■ **TASK REQUIREMENTS**: The lines you return should be those containing the string "icon", taken from the data below.

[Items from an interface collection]
☆ ☆ ☆ ☆ ☆
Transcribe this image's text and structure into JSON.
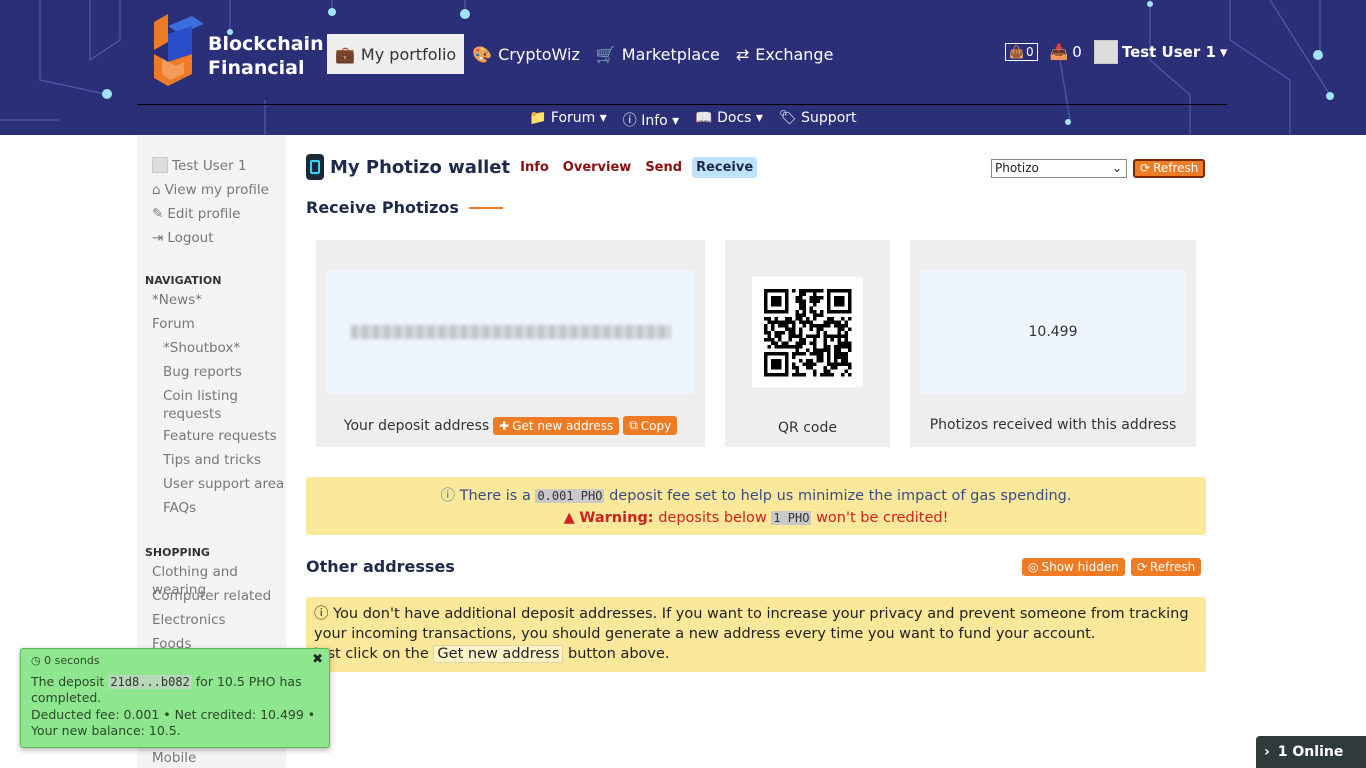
{
  "brand": {
    "line1": "Blockchain",
    "line2": "Financial"
  },
  "nav": [
    {
      "label": "My portfolio",
      "icon": "briefcase-icon"
    },
    {
      "label": "CryptoWiz",
      "icon": "palette-icon"
    },
    {
      "label": "Marketplace",
      "icon": "cart-icon"
    },
    {
      "label": "Exchange",
      "icon": "exchange-icon"
    }
  ],
  "topbar": {
    "cart_count": "0",
    "inbox_count": "0",
    "user": "Test User 1"
  },
  "subnav": [
    {
      "label": "Forum"
    },
    {
      "label": "Info"
    },
    {
      "label": "Docs"
    },
    {
      "label": "Support"
    }
  ],
  "sidebar": {
    "user": "Test User 1",
    "profile_links": [
      "View my profile",
      "Edit profile",
      "Logout"
    ],
    "nav_heading": "NAVIGATION",
    "nav_items": [
      "*News*",
      "Forum"
    ],
    "forum_items": [
      "*Shoutbox*",
      "Bug reports",
      "Coin listing requests",
      "Feature requests",
      "Tips and tricks",
      "User support area",
      "FAQs"
    ],
    "shop_heading": "SHOPPING",
    "shop_items": [
      "Clothing and wearing",
      "Computer related",
      "Electronics",
      "Foods"
    ],
    "bottom_item": "Mobile"
  },
  "wallet": {
    "title": "My Photizo wallet",
    "tabs": [
      "Info",
      "Overview",
      "Send",
      "Receive"
    ],
    "coin_select": "Photizo",
    "refresh": "Refresh",
    "section": "Receive Photizos",
    "deposit_label": "Your deposit address",
    "get_new": "Get new address",
    "copy": "Copy",
    "qr_label": "QR code",
    "received_value": "10.499",
    "received_label": "Photizos received with this address"
  },
  "notice": {
    "p1": "There is a",
    "fee": "0.001 PHO",
    "p2": "deposit fee set to help us minimize the impact of gas spending.",
    "warn_label": "Warning:",
    "w1": "deposits below",
    "min": "1 PHO",
    "w2": "won't be credited!"
  },
  "other": {
    "title": "Other addresses",
    "show_hidden": "Show hidden",
    "refresh": "Refresh",
    "info": "You don't have additional deposit addresses. If you want to increase your privacy and prevent someone from tracking your incoming transactions, you should generate a new address every time you want to fund your account.",
    "hint1": "Just click on the",
    "hint_btn": "Get new address",
    "hint2": "button above."
  },
  "toast": {
    "time": "0 seconds",
    "t1": "The deposit",
    "tx": "21d8...b082",
    "t2": "for 10.5 PHO has completed.",
    "t3": "Deducted fee: 0.001 • Net credited: 10.499 • Your new balance: 10.5."
  },
  "online": "1 Online",
  "colors": {
    "header": "#2a2f78",
    "accent": "#ef7b25",
    "notice": "#fbe89a",
    "toast": "#8ee68e"
  }
}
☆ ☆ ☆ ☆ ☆
■ **RESULT FOR THIS TASK**:
      "icon": "briefcase-icon"
      "icon": "palette-icon"
      "icon": "cart-icon"
      "icon": "exchange-icon"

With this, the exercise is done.